— Task prompt —
In the data below, find every line with the string "their" and pull it out.

(Items from an interface collection)
☆ ☆ ☆

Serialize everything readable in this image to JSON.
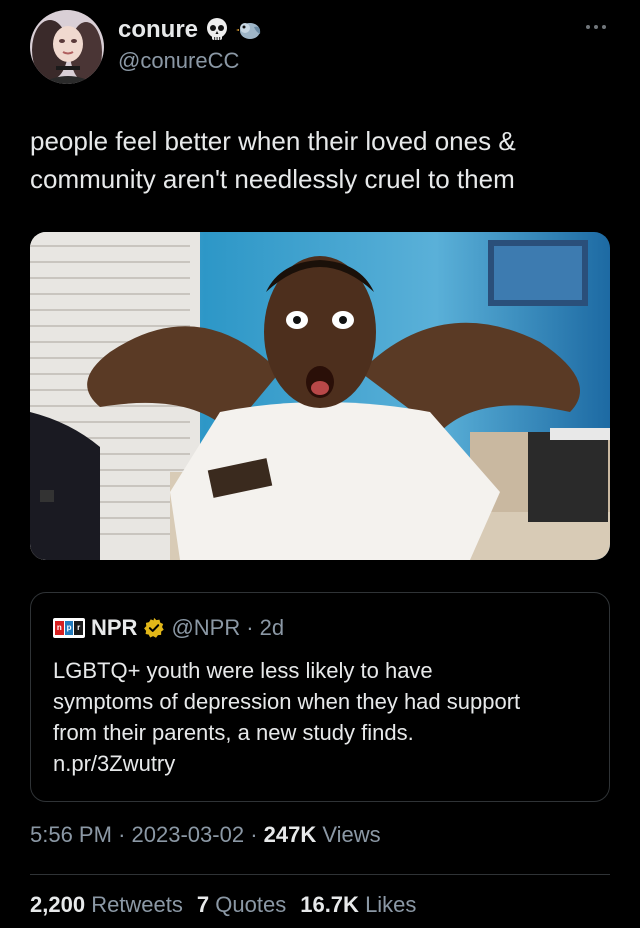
{
  "author": {
    "name": "conure",
    "handle": "@conureCC",
    "badges": [
      "skull-emoji",
      "bird-emoji"
    ]
  },
  "tweet": {
    "text": "people feel better when their loved ones &\ncommunity aren't needlessly cruel to them"
  },
  "media": {
    "icon": "photo-media"
  },
  "quote": {
    "logo_letters": [
      "n",
      "p",
      "r"
    ],
    "logo_colors": [
      "#d62021",
      "#237bbd",
      "#1a1a1a"
    ],
    "name": "NPR",
    "handle": "@NPR",
    "separator": "·",
    "age": "2d",
    "text": "LGBTQ+ youth were less likely to have\nsymptoms of depression when they had support\nfrom their parents, a new study finds.\nn.pr/3Zwutry"
  },
  "meta": {
    "time": "5:56 PM",
    "separator": "·",
    "date": "2023-03-02",
    "views_count": "247K",
    "views_label": "Views"
  },
  "stats": {
    "retweets_count": "2,200",
    "retweets_label": "Retweets",
    "quotes_count": "7",
    "quotes_label": "Quotes",
    "likes_count": "16.7K",
    "likes_label": "Likes"
  },
  "colors": {
    "background": "#000000",
    "text": "#e7e9ea",
    "muted": "#8b98a5",
    "border": "#2f3336",
    "verified_gold": "#e2b719"
  }
}
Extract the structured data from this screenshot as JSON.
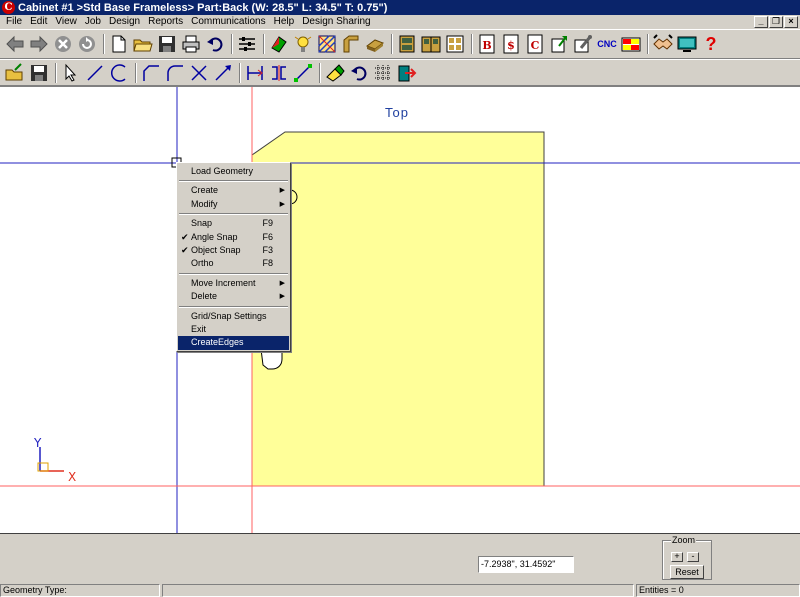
{
  "window": {
    "title": "Cabinet #1 >Std Base Frameless> Part:Back (W: 28.5\" L: 34.5\" T: 0.75\")",
    "app_icon_letter": "C",
    "controls": {
      "minimize": "_",
      "restore": "❐",
      "close": "×"
    }
  },
  "menubar": {
    "items": [
      "File",
      "Edit",
      "View",
      "Job",
      "Design",
      "Reports",
      "Communications",
      "Help",
      "Design Sharing"
    ]
  },
  "toolbar1": {
    "icons": [
      "back-arrow-icon",
      "forward-arrow-icon",
      "stop-icon",
      "refresh-icon",
      "new-document-icon",
      "open-folder-icon",
      "save-disk-icon",
      "print-icon",
      "undo-icon",
      "settings-sliders-icon",
      "materials-icon",
      "light-bulb-icon",
      "hatch-icon",
      "molding-icon",
      "panel-icon",
      "cabinet-icon",
      "cabinet-group-icon",
      "grid-view-icon",
      "b-report-icon",
      "dollar-report-icon",
      "c-report-icon",
      "export-icon",
      "tools-icon",
      "cnc-icon",
      "color-grid-icon",
      "handshake-icon",
      "screen-icon",
      "help-icon"
    ],
    "cnc_label": "CNC",
    "help_label": "?"
  },
  "toolbar2": {
    "icons": [
      "open-geometry-icon",
      "save-geometry-icon",
      "select-pointer-icon",
      "line-icon",
      "arc-icon",
      "corner-icon",
      "fillet-icon",
      "trim-icon",
      "extend-icon",
      "dimension-icon",
      "offset-icon",
      "node-edit-icon",
      "eraser-icon",
      "rotate-icon",
      "grid-icon",
      "exit-geometry-icon"
    ]
  },
  "canvas": {
    "view_label": "Top",
    "axis_labels": {
      "y": "Y",
      "x": "X"
    },
    "colors": {
      "part_fill": "#ffff99",
      "grid_blue": "#2020c0",
      "grid_red": "#ff6060",
      "axis_blue": "#2020c0",
      "axis_red": "#e03020"
    }
  },
  "context_menu": {
    "groups": [
      [
        {
          "label": "Load Geometry",
          "key": "",
          "submenu": false,
          "checked": false
        }
      ],
      [
        {
          "label": "Create",
          "key": "",
          "submenu": true,
          "checked": false
        },
        {
          "label": "Modify",
          "key": "",
          "submenu": true,
          "checked": false
        }
      ],
      [
        {
          "label": "Snap",
          "key": "F9",
          "submenu": false,
          "checked": false
        },
        {
          "label": "Angle Snap",
          "key": "F6",
          "submenu": false,
          "checked": true
        },
        {
          "label": "Object Snap",
          "key": "F3",
          "submenu": false,
          "checked": true
        },
        {
          "label": "Ortho",
          "key": "F8",
          "submenu": false,
          "checked": false
        }
      ],
      [
        {
          "label": "Move Increment",
          "key": "",
          "submenu": true,
          "checked": false
        },
        {
          "label": "Delete",
          "key": "",
          "submenu": true,
          "checked": false
        }
      ],
      [
        {
          "label": "Grid/Snap Settings",
          "key": "",
          "submenu": false,
          "checked": false
        },
        {
          "label": "Exit",
          "key": "",
          "submenu": false,
          "checked": false
        },
        {
          "label": "CreateEdges",
          "key": "",
          "submenu": false,
          "checked": false,
          "selected": true
        }
      ]
    ]
  },
  "bottom_panel": {
    "coordinates": "-7.2938\", 31.4592\"",
    "zoom": {
      "legend": "Zoom",
      "in_label": "+",
      "out_label": "-",
      "reset_label": "Reset"
    }
  },
  "statusbar": {
    "geometry_type": "Geometry Type:",
    "entities": "Entities =  0"
  }
}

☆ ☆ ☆

— Task solution —
    "text": "people feel better when their loved ones &\ncommunity aren't needlessly cruel to them"
    "text": "LGBTQ+ youth were less likely to have\nsymptoms of depression when they had support\nfrom their parents, a new study finds.\nn.pr/3Zwutry"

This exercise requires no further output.